While standing in the check out line, my ape watched two dog owners standing outside in front of the store and talking while holding their dog’s leash. It was a hot day and the concrete was sizzling. The dogs were literally dancing trying to keep their paws cool. One dog was even trying to stand in the shadow of his master’s friend but kept being pulled back because his actions were misinterpreted as an annoyance to other ape. The spectacle was over by the time my ape was leaving the store or he probably would have said something to the inconsiderate owners.
There are always plenty of warnings in the summer about remembering to not leave animals or even children in hot cars. There was an actual incident a week ago at a grocery store near our compound where animals trapped in a hot car were released by heroic passersby. But remember to be considerate to all of the conditions you inflict on to your animals. Not just hot cars but any man-made environment, like hot concrete, can be harmful to an animal if left there too long. And always provide fresh water.
The most protected possession a cat has is their dignity. Take that away and we’re just another house pet. Hell, a dog can go roll in fish at the lake then all he has to do is suck up and the apes still think he’s their best friend. But we cats have pride. We always make sure we look good even when we miss a jump or get caught behind a closed door. But sometimes you make a small mistake and the apes over react. There’s no easy way back from that.
My cell mate Roswell is a long hair Maine Coon. He’s a large fellow and the apes suspect he has some wild cat in him since he has behavior problems and he is of dubious origin(feral). He’s not the brightest star in the heavens and his long hair get tangled and hot in the summer.
Two days ago one of the apes caught him cooling off in front of the air conditioning vent. It’s been getting hot outside so this was pretty normal for a cat with a lot of fur. The ape even got a picture of him.
Then, first thing yesterday the ape brought up a carry cage and we knew someone was going on a trip. I was pretty sure it wasn’t me since I’d been to the vet recently. Sure enough they shoved Roswell butt first into the cage and took him away. He was gone for most of the day.
That afternoon the ape brought the cage back with a growling, extremely pissed off Roswell inside. When the door was opened, out stomps Roswell with no fur except for his head feet and tail. They called it a ‘Lion Cut”. I call it embarrassing and the funniest thing I’ve seen in a long time. You can be sure I’m staying away from any A/C vents this summer.
It’s early morning and I am released from my nightly captivity of the house, I leap onto the deck railing with the smooth viscosity of crude oil flowing uphill.
From my vantage point I survey the garden for the slightest movement.
My constantly twitching ears catch the faint rustling sound of a trespassing rodent looking for food in the undergrowth.
Like a shadow on the moon, a black form with no substance, I jump down and make my way along the hedgerow.
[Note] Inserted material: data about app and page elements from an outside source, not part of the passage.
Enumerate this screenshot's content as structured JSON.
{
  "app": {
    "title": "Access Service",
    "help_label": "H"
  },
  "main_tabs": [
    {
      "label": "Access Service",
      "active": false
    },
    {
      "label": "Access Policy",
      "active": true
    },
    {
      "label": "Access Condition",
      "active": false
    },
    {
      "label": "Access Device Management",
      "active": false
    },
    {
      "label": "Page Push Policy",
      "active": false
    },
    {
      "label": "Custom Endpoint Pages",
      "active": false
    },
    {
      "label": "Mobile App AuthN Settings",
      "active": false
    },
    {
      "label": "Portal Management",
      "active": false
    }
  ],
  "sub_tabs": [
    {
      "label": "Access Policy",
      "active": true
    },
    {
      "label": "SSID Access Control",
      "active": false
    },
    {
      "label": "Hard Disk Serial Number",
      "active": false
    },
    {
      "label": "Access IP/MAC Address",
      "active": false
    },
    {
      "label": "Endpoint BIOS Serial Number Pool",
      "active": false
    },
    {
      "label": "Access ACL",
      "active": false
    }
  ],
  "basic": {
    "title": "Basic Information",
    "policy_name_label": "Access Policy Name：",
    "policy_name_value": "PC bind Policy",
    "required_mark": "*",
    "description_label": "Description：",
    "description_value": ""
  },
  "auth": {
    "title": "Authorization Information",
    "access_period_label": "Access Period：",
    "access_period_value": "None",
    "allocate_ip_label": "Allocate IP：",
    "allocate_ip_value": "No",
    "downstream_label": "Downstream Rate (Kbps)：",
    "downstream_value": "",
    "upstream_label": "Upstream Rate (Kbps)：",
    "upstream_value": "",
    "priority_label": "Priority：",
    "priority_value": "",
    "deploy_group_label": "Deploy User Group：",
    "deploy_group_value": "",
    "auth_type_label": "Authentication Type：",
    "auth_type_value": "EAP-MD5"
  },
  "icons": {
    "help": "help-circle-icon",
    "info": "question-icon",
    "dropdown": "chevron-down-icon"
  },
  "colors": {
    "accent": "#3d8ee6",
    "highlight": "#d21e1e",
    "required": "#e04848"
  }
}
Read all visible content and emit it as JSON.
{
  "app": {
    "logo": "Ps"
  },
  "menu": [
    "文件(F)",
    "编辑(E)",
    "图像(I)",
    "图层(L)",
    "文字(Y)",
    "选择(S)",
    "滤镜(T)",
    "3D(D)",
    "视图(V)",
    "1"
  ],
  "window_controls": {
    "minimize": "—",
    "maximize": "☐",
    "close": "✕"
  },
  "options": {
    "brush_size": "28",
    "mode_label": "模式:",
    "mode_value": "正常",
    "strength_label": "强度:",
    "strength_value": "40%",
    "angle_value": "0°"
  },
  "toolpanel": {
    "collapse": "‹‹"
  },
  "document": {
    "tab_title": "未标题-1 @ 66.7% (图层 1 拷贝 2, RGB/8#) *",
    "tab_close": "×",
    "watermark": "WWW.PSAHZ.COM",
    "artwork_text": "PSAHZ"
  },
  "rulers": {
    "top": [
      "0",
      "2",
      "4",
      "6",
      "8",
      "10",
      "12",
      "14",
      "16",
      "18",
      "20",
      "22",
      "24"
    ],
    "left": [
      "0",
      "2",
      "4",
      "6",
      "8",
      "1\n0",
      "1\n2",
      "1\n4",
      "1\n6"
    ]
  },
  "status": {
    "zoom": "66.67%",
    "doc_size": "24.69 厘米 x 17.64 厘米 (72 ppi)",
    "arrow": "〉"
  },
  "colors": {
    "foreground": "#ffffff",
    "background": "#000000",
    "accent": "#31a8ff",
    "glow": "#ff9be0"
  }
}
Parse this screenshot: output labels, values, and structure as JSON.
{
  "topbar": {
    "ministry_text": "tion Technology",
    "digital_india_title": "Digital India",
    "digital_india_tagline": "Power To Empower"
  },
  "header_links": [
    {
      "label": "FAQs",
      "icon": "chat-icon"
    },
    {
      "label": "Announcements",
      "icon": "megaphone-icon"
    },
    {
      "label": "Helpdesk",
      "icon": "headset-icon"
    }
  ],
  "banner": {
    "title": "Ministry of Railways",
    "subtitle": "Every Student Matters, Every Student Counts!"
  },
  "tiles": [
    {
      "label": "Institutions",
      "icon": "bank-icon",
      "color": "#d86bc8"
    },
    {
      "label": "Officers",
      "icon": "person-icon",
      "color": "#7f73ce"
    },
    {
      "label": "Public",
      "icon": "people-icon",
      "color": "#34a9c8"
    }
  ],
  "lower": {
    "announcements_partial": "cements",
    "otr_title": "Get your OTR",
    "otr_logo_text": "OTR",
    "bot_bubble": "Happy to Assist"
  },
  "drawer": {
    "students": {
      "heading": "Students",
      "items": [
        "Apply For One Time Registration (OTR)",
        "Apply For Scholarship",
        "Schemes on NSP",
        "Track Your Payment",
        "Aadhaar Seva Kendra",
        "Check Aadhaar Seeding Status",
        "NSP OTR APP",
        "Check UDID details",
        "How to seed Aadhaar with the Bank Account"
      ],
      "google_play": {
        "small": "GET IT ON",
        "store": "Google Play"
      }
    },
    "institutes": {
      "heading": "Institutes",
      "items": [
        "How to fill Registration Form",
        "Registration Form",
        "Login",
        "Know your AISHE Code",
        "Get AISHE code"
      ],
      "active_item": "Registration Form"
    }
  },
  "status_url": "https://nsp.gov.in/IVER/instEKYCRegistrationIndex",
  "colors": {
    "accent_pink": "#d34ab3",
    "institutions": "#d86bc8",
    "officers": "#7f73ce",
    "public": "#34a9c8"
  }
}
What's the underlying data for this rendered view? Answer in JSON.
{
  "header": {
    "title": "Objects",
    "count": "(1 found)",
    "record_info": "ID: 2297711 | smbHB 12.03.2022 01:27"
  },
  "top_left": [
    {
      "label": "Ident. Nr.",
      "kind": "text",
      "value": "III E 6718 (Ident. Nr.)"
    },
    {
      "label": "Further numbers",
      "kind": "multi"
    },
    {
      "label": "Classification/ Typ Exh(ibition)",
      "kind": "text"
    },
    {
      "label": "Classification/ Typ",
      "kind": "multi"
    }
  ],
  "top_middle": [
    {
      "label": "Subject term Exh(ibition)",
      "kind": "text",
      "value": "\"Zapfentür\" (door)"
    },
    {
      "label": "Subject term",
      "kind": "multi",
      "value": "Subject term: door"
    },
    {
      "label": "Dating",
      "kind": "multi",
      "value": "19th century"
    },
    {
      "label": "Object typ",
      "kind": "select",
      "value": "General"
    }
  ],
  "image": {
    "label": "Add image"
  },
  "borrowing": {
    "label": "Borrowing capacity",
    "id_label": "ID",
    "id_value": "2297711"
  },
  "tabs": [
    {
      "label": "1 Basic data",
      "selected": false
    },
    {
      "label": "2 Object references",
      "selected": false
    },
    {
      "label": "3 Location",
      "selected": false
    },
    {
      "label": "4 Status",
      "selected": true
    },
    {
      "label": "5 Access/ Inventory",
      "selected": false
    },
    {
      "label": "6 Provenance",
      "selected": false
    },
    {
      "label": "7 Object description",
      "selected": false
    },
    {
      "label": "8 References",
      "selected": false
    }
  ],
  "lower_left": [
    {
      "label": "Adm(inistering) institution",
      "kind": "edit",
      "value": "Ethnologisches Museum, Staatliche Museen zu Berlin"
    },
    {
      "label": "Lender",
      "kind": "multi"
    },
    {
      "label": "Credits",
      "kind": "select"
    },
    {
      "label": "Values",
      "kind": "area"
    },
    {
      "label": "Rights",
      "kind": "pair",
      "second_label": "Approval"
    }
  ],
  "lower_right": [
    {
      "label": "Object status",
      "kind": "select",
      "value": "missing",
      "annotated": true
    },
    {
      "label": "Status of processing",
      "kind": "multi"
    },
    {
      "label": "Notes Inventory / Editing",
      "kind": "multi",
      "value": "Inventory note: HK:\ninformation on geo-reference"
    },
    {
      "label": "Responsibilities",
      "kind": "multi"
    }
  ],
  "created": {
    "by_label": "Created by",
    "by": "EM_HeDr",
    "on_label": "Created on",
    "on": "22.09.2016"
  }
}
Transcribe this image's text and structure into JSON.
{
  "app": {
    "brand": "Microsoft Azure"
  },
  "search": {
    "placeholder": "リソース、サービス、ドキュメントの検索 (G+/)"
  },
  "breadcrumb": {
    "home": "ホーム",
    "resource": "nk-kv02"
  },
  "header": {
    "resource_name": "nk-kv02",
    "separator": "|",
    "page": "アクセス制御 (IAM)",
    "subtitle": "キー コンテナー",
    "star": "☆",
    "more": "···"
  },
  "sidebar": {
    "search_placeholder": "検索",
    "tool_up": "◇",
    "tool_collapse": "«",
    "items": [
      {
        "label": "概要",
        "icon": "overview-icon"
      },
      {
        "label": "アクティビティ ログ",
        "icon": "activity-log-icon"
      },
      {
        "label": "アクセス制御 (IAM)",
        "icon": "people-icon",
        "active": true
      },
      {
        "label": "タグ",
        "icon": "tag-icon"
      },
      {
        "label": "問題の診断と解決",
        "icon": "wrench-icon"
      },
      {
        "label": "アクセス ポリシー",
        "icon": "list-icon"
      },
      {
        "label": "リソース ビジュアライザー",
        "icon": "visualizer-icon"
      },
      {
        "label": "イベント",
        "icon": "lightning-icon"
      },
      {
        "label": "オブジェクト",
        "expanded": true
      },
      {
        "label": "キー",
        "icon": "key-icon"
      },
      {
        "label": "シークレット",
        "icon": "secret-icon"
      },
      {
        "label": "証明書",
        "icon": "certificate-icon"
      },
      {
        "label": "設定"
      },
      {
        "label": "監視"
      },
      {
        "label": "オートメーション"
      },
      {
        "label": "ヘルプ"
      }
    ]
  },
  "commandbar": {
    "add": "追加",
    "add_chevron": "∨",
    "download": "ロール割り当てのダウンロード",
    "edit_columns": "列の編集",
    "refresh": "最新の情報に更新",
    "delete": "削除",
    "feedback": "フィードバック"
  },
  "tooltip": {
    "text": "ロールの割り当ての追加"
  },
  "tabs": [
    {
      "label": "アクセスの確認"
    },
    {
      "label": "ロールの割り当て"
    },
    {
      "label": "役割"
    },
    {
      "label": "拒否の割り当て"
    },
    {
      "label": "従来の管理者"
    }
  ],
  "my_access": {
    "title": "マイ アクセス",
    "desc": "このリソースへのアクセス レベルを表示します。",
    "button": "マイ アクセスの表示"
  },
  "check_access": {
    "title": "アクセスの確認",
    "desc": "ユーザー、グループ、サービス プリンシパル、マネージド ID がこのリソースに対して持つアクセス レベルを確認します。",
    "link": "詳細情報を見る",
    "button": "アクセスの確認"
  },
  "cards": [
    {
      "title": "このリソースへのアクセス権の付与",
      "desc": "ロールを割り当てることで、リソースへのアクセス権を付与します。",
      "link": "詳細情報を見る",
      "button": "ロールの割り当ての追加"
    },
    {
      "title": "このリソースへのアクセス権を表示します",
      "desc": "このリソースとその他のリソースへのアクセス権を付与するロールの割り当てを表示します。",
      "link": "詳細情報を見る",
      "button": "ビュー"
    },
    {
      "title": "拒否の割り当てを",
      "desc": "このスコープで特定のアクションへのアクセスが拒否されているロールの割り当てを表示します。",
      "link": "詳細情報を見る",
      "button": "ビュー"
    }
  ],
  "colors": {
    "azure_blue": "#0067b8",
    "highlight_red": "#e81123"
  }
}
The siren song of the starlings announces my presence.
Oblivious to the screaming birds my prey continues to forage in the grass for its morning grain. The breeze brings his blood scent to my nostrils. It sets my hunting instincts on fire.
I bend low, moving silently, closer to the rodent. Then I stop, still without sound. I deepen my crouch, the sinews of my rear haunches tightening with a need to strike like an over-wound clock.
With a single leap I dispense feline justice. My prey has no time to cry out.
The temptation to devour my victory is a strong one. But the apes have been good to me recently. I will leave this one for them on their living room carpet. Their screams of delight are reward enough.